Digital audio and video editing in GNU/Linux

  • Linux Digital Audio Workstation Roundup
    In the world of home studio recording, the digital audio workstation is one of the most important tools of the trade. Digital audio workstations are used to record audio and MIDI data into patterns or tracks. This information is then typically mixed down into songs or albums. In the Linux ecosystem, there is no shortage of Digital audio workstations to chose from. Whether you wish to create minimalist techno or full orchestral pieces, chances are there is an application that has you covered. In this article, we will take a brief look into several of these applications and discuss their strengths and weaknesses. I will try to provide a fair evaluation of the DAWs presented here but at the end of the day, I urge you to try a few of these applications and to form an opinion of your own.
  • Shotcut Video Editor Available As A Snap Package [Quick Update]
    Shotcut is a free, open source Qt5 video editor developed on the MLT Multimedia Framework (it's developed by the same author as MLT), available for Linux, Windows and Mac. Under the hood, Shotcut uses FFmpeg, so it supports many audio, video and image formats, along with screen, webcam and audio capture. The application doesn't require importing files, thanks to its native timeline editing. Other features worth mentioning are multitrack timeline with thumbnails and waveforms, 4k resolution support, video effects, as well as a flexible UI with dockable panels.
  • Simple Screen Recorder Is Now Available as a Snap App
    Simple Screen Recorder, a popular screen recording app for Linux desktops, is now available to install as a Snap app from the Ubuntu Store.

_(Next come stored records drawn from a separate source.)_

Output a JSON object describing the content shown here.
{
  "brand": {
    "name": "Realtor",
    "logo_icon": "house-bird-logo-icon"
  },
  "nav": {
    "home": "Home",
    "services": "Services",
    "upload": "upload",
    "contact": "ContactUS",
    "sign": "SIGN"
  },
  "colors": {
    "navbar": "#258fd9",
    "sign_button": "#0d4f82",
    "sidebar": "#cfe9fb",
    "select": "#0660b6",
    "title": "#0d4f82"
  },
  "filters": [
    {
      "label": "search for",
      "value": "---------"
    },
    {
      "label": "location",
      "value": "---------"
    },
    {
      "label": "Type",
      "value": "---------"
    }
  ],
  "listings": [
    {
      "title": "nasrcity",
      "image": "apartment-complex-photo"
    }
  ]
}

Kernel News: Linux 4.10 in SparkyLinux, Wayland 1.13.0, and Weston 2.0 RC2

  • Linux Kernel 4.10 Lands in SparkyLinux's Unstable Repo, Here's How to Install It
    The trend of offering users the most recent Linux kernel release continues today with SparkyLinux, an open-source, Debian-based distribution that always ships with the latest GNU/Linux technologies and software versions. SparkyLinux appears to be the third distro to offer its users the ability to install the recently released Linux 4.10 kernel, after Linux Lite and Ubuntu, as the developers announced earlier that the Linux kernel 4.10 packages are now available from the unstable repository.
  • Wayland 1.13.0 Display Server Officially Released, Wayland 1.14 Lands in June
    Bryce Harrington, a Senior Open Source Developer at Samsung, announced today the release and general availability of the Wayland 1.13.0 for GNU/Linux distributions that already adopted the next-generation display server.next-generation display server. Wayland 1.13.0 has entered development in the first days of the year, but the first Alpha build arrived at the end of January, along with the Alpha version of the Weston 2.0 compositor, including most of the new features that are present in this final release that you'll be able to install on your Linux-based operating systems in the coming days.
  • Weston 2.0 RC2 Wayland Compositor Arrives With Last Minute Fixes
    While Wayland 1.13 was released today, Bryce Harrington today opted against releasing the Weston 2.0 reference compositor and instead issue a second release candidate. Weston 2.0 is the next version of this "playground" for Wayland compositor technologies since the new output configuration API had broke the ABI, necessitating a break from the same versioning as Wayland.
  • [ANNOUNCE] weston 1.99.94